REQUIRED WORK: Reproduce every entry word for word.

-*-

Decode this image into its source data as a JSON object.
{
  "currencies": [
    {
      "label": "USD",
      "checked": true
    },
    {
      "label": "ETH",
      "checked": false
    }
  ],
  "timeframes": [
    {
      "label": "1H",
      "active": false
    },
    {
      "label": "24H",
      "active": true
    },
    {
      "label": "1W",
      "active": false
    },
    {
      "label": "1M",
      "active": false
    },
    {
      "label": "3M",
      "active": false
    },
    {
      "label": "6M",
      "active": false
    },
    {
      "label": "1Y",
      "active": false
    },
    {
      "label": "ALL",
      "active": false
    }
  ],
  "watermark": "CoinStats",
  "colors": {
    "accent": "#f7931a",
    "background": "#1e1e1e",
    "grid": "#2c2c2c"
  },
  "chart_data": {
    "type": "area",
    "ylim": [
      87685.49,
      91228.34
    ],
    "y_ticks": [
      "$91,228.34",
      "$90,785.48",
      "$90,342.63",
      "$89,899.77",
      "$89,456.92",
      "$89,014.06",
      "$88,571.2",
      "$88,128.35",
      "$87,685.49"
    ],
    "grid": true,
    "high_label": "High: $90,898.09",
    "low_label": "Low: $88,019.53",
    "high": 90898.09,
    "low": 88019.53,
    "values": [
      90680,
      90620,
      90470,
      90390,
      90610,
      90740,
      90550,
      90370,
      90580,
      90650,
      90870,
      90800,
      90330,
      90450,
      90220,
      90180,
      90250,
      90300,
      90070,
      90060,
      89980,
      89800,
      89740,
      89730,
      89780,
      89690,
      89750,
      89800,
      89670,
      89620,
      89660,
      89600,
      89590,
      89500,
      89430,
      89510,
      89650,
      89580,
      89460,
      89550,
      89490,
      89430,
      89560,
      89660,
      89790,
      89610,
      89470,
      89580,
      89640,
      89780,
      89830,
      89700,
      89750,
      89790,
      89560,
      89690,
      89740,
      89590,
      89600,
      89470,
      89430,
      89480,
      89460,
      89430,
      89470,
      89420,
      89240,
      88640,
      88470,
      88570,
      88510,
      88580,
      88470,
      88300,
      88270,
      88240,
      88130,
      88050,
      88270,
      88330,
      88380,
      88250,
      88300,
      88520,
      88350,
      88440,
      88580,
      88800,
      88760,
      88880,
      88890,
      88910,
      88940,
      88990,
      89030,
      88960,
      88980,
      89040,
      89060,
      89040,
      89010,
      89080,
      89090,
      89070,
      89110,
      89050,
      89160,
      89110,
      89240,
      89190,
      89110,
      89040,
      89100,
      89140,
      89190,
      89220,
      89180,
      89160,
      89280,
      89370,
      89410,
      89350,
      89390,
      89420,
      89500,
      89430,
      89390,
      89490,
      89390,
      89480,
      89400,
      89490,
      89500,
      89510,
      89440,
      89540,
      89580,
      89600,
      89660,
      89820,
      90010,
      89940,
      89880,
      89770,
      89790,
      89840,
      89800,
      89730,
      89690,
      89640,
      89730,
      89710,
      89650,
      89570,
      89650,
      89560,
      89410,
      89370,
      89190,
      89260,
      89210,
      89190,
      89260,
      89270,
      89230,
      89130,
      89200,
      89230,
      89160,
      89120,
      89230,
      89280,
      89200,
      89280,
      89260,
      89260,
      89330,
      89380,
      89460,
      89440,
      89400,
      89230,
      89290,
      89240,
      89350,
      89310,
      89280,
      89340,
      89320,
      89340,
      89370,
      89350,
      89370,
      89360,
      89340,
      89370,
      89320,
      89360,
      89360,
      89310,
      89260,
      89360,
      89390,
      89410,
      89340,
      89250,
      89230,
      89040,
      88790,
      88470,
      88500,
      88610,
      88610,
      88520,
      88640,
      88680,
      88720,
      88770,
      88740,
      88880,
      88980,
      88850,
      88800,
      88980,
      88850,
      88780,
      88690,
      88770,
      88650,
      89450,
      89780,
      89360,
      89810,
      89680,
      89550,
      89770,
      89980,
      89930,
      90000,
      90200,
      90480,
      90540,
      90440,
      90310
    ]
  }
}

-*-

EXERCISE RESPONSE:
Decode this image into its source data as a JSON object.
{
  "currencies": [
    {
      "label": "USD",
      "checked": true
    },
    {
      "label": "ETH",
      "checked": false
    }
  ],
  "timeframes": [
    {
      "label": "1H",
      "active": false
    },
    {
      "label": "24H",
      "active": true
    },
    {
      "label": "1W",
      "active": false
    },
    {
      "label": "1M",
      "active": false
    },
    {
      "label": "3M",
      "active": false
    },
    {
      "label": "6M",
      "active": false
    },
    {
      "label": "1Y",
      "active": false
    },
    {
      "label": "ALL",
      "active": false
    }
  ],
  "watermark": "CoinStats",
  "colors": {
    "accent": "#f7931a",
    "background": "#1e1e1e",
    "grid": "#2c2c2c"
  },
  "chart_data": {
    "type": "area",
    "ylim": [
      87685.49,
      91228.34
    ],
    "y_ticks": [
      "$91,228.34",
      "$90,785.48",
      "$90,342.63",
      "$89,899.77",
      "$89,456.92",
      "$89,014.06",
      "$88,571.2",
      "$88,128.35",
      "$87,685.49"
    ],
    "grid": true,
    "high_label": "High: $90,898.09",
    "low_label": "Low: $88,019.53",
    "high": 90898.09,
    "low": 88019.53,
    "values": [
      90680,
      90620,
      90470,
      90390,
      90610,
      90740,
      90550,
      90370,
      90580,
      90650,
      90870,
      90800,
      90330,
      90450,
      90220,
      90180,
      90250,
      90300,
      90070,
      90060,
      89980,
      89800,
      89740,
      89730,
      89780,
      89690,
      89750,
      89800,
      89670,
      89620,
      89660,
      89600,
      89590,
      89500,
      89430,
      89510,
      89650,
      89580,
      89460,
      89550,
      89490,
      89430,
      89560,
      89660,
      89790,
      89610,
      89470,
      89580,
      89640,
      89780,
      89830,
      89700,
      89750,
      89790,
      89560,
      89690,
      89740,
      89590,
      89600,
      89470,
      89430,
      89480,
      89460,
      89430,
      89470,
      89420,
      89240,
      88640,
      88470,
      88570,
      88510,
      88580,
      88470,
      88300,
      88270,
      88240,
      88130,
      88050,
      88270,
      88330,
      88380,
      88250,
      88300,
      88520,
      88350,
      88440,
      88580,
      88800,
      88760,
      88880,
      88890,
      88910,
      88940,
      88990,
      89030,
      88960,
      88980,
      89040,
      89060,
      89040,
      89010,
      89080,
      89090,
      89070,
      89110,
      89050,
      89160,
      89110,
      89240,
      89190,
      89110,
      89040,
      89100,
      89140,
      89190,
      89220,
      89180,
      89160,
      89280,
      89370,
      89410,
      89350,
      89390,
      89420,
      89500,
      89430,
      89390,
      89490,
      89390,
      89480,
      89400,
      89490,
      89500,
      89510,
      89440,
      89540,
      89580,
      89600,
      89660,
      89820,
      90010,
      89940,
      89880,
      89770,
      89790,
      89840,
      89800,
      89730,
      89690,
      89640,
      89730,
      89710,
      89650,
      89570,
      89650,
      89560,
      89410,
      89370,
      89190,
      89260,
      89210,
      89190,
      89260,
      89270,
      89230,
      89130,
      89200,
      89230,
      89160,
      89120,
      89230,
      89280,
      89200,
      89280,
      89260,
      89260,
      89330,
      89380,
      89460,
      89440,
      89400,
      89230,
      89290,
      89240,
      89350,
      89310,
      89280,
      89340,
      89320,
      89340,
      89370,
      89350,
      89370,
      89360,
      89340,
      89370,
      89320,
      89360,
      89360,
      89310,
      89260,
      89360,
      89390,
      89410,
      89340,
      89250,
      89230,
      89040,
      88790,
      88470,
      88500,
      88610,
      88610,
      88520,
      88640,
      88680,
      88720,
      88770,
      88740,
      88880,
      88980,
      88850,
      88800,
      88980,
      88850,
      88780,
      88690,
      88770,
      88650,
      89450,
      89780,
      89360,
      89810,
      89680,
      89550,
      89770,
      89980,
      89930,
      90000,
      90200,
      90480,
      90540,
      90440,
      90310
    ]
  }
}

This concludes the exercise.